Art Deco was a popular design movement that emerged in the 1920s and 1930s, and it influenced various forms of art and design, including architecture, interior design, fashion, and graphic arts. The movement was known for its sleek, geometric forms, bold colors, and luxurious materials, and it represented a departure from the ornate and elaborate styles that preceded it.
The façade of Avenue Coghen 68 is a striking example of Art Deco architecture, displaying several specificities that define its movement. The building’s exterior showcases a symmetrical composition with clean lines, sharp angles, and repetitive, geometric patterns. The use of geometric shapes is evident in the windows, door, and decorative elements, which are carefully arranged to create a sense of balance and harmony.

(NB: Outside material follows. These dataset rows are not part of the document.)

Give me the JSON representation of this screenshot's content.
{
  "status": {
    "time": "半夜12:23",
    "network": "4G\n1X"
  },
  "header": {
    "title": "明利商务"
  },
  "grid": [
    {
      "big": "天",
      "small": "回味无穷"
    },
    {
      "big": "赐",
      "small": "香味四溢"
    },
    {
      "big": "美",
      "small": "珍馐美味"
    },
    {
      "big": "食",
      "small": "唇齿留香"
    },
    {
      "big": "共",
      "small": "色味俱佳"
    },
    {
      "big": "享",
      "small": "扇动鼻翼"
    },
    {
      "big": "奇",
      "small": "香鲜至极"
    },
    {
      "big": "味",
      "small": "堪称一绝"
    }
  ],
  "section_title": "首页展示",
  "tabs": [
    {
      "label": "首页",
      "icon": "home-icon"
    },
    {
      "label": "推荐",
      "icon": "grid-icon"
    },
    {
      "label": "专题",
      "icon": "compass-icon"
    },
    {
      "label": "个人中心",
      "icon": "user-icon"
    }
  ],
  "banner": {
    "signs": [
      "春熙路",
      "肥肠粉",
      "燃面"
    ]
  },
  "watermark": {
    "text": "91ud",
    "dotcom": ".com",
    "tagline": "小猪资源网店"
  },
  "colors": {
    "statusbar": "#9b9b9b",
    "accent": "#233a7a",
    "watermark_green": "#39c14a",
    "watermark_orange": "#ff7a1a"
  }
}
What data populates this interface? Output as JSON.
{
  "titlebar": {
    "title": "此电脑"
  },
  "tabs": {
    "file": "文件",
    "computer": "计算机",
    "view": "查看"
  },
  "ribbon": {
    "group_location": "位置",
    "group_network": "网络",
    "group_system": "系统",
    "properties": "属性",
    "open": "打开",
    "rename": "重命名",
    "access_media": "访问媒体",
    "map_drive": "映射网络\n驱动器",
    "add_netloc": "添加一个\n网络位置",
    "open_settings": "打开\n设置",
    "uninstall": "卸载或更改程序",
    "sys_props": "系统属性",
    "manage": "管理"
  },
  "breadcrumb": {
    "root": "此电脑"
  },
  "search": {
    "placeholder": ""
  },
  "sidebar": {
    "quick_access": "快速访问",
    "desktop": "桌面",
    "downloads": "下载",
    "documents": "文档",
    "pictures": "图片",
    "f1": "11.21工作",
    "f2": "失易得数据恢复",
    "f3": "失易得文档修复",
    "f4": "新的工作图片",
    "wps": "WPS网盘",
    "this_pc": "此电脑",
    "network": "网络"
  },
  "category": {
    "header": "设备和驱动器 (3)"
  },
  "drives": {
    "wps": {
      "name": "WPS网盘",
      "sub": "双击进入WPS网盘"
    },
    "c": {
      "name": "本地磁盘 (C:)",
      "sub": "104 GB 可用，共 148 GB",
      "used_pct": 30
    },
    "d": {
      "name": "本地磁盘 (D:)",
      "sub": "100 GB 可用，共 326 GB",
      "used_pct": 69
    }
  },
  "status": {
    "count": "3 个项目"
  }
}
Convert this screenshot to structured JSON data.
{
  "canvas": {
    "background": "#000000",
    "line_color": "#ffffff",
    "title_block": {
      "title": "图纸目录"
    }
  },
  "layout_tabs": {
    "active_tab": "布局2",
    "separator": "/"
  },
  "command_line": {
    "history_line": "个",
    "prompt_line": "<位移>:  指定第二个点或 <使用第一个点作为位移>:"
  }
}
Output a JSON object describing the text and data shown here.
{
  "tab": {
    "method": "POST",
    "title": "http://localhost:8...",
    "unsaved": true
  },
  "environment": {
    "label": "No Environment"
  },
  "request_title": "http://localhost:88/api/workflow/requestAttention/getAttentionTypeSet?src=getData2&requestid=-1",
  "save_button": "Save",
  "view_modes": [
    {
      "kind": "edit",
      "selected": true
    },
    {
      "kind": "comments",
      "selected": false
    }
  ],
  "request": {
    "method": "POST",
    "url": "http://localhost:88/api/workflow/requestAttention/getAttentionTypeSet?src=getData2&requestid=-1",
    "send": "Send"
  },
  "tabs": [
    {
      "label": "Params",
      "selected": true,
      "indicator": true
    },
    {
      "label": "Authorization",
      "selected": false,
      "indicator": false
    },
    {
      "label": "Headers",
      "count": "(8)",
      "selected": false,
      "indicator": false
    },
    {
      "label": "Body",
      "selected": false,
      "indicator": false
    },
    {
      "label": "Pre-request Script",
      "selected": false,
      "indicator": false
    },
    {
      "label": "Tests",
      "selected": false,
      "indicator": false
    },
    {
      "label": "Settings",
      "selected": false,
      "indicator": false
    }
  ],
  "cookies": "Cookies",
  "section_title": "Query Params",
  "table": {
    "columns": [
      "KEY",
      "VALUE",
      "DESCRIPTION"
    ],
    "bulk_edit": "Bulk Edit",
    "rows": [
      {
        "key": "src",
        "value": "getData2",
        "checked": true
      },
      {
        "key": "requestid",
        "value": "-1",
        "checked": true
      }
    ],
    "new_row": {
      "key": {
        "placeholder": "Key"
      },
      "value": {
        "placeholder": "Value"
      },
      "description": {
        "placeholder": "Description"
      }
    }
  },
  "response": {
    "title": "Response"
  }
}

Another characteristic of Art Deco architecture that can be observed in the façade of Avenue Coghen 68 is the emphasis on verticality. Art Deco buildings often feature vertical lines and tall, slender proportions, which give them a sense of height and grandeur. The façade of Avenue Coghen 68 follows this principle, with vertical lines and proportions that create a sense of vertical movement, drawing the eye upward and adding to the building’s overall sense of elegance.
In addition to its aesthetic appeal, the façade of Avenue Coghen 68 also reflects the functional aspects of Art Deco architecture. The building’s exterior is designed with practicality in mind, with large windows that allow ample natural light to flood the interior spaces, and a well-thought-out layout that maximizes the use of space. This combination of form and function is a hallmark of Art Deco architecture, which aimed to create visually pleasing structures that were also functional and efficient.